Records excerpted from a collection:
★ ★ ★ ★ ★ ★ ★

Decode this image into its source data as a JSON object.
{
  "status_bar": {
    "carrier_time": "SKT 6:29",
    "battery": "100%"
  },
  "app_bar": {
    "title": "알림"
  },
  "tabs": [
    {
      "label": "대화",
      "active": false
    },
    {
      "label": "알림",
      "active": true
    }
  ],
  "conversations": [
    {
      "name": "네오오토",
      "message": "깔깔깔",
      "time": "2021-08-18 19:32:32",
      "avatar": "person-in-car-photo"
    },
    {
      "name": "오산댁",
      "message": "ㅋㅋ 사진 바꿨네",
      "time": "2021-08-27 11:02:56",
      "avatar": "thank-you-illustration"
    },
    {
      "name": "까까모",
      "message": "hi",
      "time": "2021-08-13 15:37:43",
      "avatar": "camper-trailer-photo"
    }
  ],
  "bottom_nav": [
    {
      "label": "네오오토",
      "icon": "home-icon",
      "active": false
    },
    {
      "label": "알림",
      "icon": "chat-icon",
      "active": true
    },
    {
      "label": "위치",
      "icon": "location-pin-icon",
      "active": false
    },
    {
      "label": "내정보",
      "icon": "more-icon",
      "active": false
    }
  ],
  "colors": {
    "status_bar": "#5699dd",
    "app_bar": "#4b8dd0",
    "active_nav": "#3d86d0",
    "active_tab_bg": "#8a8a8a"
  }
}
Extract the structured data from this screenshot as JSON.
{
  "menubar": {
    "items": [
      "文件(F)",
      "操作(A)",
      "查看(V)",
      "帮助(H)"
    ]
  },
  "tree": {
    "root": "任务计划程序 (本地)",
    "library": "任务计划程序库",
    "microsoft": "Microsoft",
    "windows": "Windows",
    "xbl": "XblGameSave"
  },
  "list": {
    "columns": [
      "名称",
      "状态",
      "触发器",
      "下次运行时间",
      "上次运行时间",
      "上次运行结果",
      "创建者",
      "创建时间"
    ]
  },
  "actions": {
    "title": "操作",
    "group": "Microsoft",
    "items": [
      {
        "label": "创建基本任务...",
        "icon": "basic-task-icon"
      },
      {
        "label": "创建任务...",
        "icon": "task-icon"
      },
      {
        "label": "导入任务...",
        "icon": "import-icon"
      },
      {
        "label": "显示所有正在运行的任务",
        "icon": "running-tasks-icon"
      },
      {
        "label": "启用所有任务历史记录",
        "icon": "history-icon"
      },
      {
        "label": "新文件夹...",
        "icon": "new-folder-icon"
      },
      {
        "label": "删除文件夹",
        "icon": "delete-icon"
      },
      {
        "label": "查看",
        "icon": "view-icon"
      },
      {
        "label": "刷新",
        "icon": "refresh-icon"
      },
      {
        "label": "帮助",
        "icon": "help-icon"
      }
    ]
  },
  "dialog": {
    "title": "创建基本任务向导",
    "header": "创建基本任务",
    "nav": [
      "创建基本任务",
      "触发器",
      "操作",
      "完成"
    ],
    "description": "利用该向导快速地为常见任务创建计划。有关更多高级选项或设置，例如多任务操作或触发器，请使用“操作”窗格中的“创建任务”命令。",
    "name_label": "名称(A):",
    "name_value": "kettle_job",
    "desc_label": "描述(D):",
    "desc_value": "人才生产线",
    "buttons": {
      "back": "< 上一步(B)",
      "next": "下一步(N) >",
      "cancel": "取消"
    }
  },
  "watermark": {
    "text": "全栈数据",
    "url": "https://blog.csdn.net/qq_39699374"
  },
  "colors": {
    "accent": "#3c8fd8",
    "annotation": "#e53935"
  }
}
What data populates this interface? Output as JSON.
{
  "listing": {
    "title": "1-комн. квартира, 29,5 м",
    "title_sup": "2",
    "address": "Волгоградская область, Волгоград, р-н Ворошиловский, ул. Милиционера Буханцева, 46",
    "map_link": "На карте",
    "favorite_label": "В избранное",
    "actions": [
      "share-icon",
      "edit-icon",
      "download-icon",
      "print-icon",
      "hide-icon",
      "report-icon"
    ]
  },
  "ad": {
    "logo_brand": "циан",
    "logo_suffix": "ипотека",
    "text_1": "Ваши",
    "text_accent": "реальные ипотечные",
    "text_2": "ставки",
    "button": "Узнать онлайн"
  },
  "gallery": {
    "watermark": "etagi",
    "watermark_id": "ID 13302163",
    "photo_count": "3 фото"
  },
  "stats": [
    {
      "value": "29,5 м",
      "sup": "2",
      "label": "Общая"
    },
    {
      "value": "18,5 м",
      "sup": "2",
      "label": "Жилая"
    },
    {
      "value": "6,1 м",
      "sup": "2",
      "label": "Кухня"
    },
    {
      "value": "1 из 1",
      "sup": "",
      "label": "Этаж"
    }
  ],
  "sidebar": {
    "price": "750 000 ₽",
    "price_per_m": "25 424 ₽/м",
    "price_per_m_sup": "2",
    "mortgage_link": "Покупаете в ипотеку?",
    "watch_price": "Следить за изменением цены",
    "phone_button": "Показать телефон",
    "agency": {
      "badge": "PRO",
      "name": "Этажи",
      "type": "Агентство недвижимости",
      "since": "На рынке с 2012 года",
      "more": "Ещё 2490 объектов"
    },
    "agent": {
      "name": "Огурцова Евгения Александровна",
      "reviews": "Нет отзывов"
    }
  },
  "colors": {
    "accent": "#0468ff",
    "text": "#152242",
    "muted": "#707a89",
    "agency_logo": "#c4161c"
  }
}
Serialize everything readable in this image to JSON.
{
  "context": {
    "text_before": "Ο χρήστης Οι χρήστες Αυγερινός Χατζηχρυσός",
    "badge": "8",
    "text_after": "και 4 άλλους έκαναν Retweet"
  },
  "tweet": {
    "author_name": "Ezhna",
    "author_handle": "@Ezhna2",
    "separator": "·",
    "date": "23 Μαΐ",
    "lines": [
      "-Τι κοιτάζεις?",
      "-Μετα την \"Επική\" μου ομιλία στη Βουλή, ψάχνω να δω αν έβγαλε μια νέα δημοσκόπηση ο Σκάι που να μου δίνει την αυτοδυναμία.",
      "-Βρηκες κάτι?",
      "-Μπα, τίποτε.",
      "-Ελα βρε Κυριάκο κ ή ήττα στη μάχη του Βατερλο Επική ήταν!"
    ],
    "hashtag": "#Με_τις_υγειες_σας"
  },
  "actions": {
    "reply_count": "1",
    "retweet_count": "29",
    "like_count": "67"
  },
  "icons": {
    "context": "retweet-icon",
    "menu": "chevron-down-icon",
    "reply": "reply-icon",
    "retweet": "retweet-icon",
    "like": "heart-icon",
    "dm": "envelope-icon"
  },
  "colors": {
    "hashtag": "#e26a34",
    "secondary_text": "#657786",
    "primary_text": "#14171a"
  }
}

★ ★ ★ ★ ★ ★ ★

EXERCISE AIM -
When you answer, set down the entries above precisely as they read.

RESPONSE BOX -
Decode this image into its source data as a JSON object.
{
  "status_bar": {
    "carrier_time": "SKT 6:29",
    "battery": "100%"
  },
  "app_bar": {
    "title": "알림"
  },
  "tabs": [
    {
      "label": "대화",
      "active": false
    },
    {
      "label": "알림",
      "active": true
    }
  ],
  "conversations": [
    {
      "name": "네오오토",
      "message": "깔깔깔",
      "time": "2021-08-18 19:32:32",
      "avatar": "person-in-car-photo"
    },
    {
      "name": "오산댁",
      "message": "ㅋㅋ 사진 바꿨네",
      "time": "2021-08-27 11:02:56",
      "avatar": "thank-you-illustration"
    },
    {
      "name": "까까모",
      "message": "hi",
      "time": "2021-08-13 15:37:43",
      "avatar": "camper-trailer-photo"
    }
  ],
  "bottom_nav": [
    {
      "label": "네오오토",
      "icon": "home-icon",
      "active": false
    },
    {
      "label": "알림",
      "icon": "chat-icon",
      "active": true
    },
    {
      "label": "위치",
      "icon": "location-pin-icon",
      "active": false
    },
    {
      "label": "내정보",
      "icon": "more-icon",
      "active": false
    }
  ],
  "colors": {
    "status_bar": "#5699dd",
    "app_bar": "#4b8dd0",
    "active_nav": "#3d86d0",
    "active_tab_bg": "#8a8a8a"
  }
}
Extract the structured data from this screenshot as JSON.
{
  "menubar": {
    "items": [
      "文件(F)",
      "操作(A)",
      "查看(V)",
      "帮助(H)"
    ]
  },
  "tree": {
    "root": "任务计划程序 (本地)",
    "library": "任务计划程序库",
    "microsoft": "Microsoft",
    "windows": "Windows",
    "xbl": "XblGameSave"
  },
  "list": {
    "columns": [
      "名称",
      "状态",
      "触发器",
      "下次运行时间",
      "上次运行时间",
      "上次运行结果",
      "创建者",
      "创建时间"
    ]
  },
  "actions": {
    "title": "操作",
    "group": "Microsoft",
    "items": [
      {
        "label": "创建基本任务...",
        "icon": "basic-task-icon"
      },
      {
        "label": "创建任务...",
        "icon": "task-icon"
      },
      {
        "label": "导入任务...",
        "icon": "import-icon"
      },
      {
        "label": "显示所有正在运行的任务",
        "icon": "running-tasks-icon"
      },
      {
        "label": "启用所有任务历史记录",
        "icon": "history-icon"
      },
      {
        "label": "新文件夹...",
        "icon": "new-folder-icon"
      },
      {
        "label": "删除文件夹",
        "icon": "delete-icon"
      },
      {
        "label": "查看",
        "icon": "view-icon"
      },
      {
        "label": "刷新",
        "icon": "refresh-icon"
      },
      {
        "label": "帮助",
        "icon": "help-icon"
      }
    ]
  },
  "dialog": {
    "title": "创建基本任务向导",
    "header": "创建基本任务",
    "nav": [
      "创建基本任务",
      "触发器",
      "操作",
      "完成"
    ],
    "description": "利用该向导快速地为常见任务创建计划。有关更多高级选项或设置，例如多任务操作或触发器，请使用“操作”窗格中的“创建任务”命令。",
    "name_label": "名称(A):",
    "name_value": "kettle_job",
    "desc_label": "描述(D):",
    "desc_value": "人才生产线",
    "buttons": {
      "back": "< 上一步(B)",
      "next": "下一步(N) >",
      "cancel": "取消"
    }
  },
  "watermark": {
    "text": "全栈数据",
    "url": "https://blog.csdn.net/qq_39699374"
  },
  "colors": {
    "accent": "#3c8fd8",
    "annotation": "#e53935"
  }
}
What data populates this interface? Output as JSON.
{
  "listing": {
    "title": "1-комн. квартира, 29,5 м",
    "title_sup": "2",
    "address": "Волгоградская область, Волгоград, р-н Ворошиловский, ул. Милиционера Буханцева, 46",
    "map_link": "На карте",
    "favorite_label": "В избранное",
    "actions": [
      "share-icon",
      "edit-icon",
      "download-icon",
      "print-icon",
      "hide-icon",
      "report-icon"
    ]
  },
  "ad": {
    "logo_brand": "циан",
    "logo_suffix": "ипотека",
    "text_1": "Ваши",
    "text_accent": "реальные ипотечные",
    "text_2": "ставки",
    "button": "Узнать онлайн"
  },
  "gallery": {
    "watermark": "etagi",
    "watermark_id": "ID 13302163",
    "photo_count": "3 фото"
  },
  "stats": [
    {
      "value": "29,5 м",
      "sup": "2",
      "label": "Общая"
    },
    {
      "value": "18,5 м",
      "sup": "2",
      "label": "Жилая"
    },
    {
      "value": "6,1 м",
      "sup": "2",
      "label": "Кухня"
    },
    {
      "value": "1 из 1",
      "sup": "",
      "label": "Этаж"
    }
  ],
  "sidebar": {
    "price": "750 000 ₽",
    "price_per_m": "25 424 ₽/м",
    "price_per_m_sup": "2",
    "mortgage_link": "Покупаете в ипотеку?",
    "watch_price": "Следить за изменением цены",
    "phone_button": "Показать телефон",
    "agency": {
      "badge": "PRO",
      "name": "Этажи",
      "type": "Агентство недвижимости",
      "since": "На рынке с 2012 года",
      "more": "Ещё 2490 объектов"
    },
    "agent": {
      "name": "Огурцова Евгения Александровна",
      "reviews": "Нет отзывов"
    }
  },
  "colors": {
    "accent": "#0468ff",
    "text": "#152242",
    "muted": "#707a89",
    "agency_logo": "#c4161c"
  }
}
Serialize everything readable in this image to JSON.
{
  "context": {
    "text_before": "Ο χρήστης Οι χρήστες Αυγερινός Χατζηχρυσός",
    "badge": "8",
    "text_after": "και 4 άλλους έκαναν Retweet"
  },
  "tweet": {
    "author_name": "Ezhna",
    "author_handle": "@Ezhna2",
    "separator": "·",
    "date": "23 Μαΐ",
    "lines": [
      "-Τι κοιτάζεις?",
      "-Μετα την \"Επική\" μου ομιλία στη Βουλή, ψάχνω να δω αν έβγαλε μια νέα δημοσκόπηση ο Σκάι που να μου δίνει την αυτοδυναμία.",
      "-Βρηκες κάτι?",
      "-Μπα, τίποτε.",
      "-Ελα βρε Κυριάκο κ ή ήττα στη μάχη του Βατερλο Επική ήταν!"
    ],
    "hashtag": "#Με_τις_υγειες_σας"
  },
  "actions": {
    "reply_count": "1",
    "retweet_count": "29",
    "like_count": "67"
  },
  "icons": {
    "context": "retweet-icon",
    "menu": "chevron-down-icon",
    "reply": "reply-icon",
    "retweet": "retweet-icon",
    "like": "heart-icon",
    "dm": "envelope-icon"
  },
  "colors": {
    "hashtag": "#e26a34",
    "secondary_text": "#657786",
    "primary_text": "#14171a"
  }
}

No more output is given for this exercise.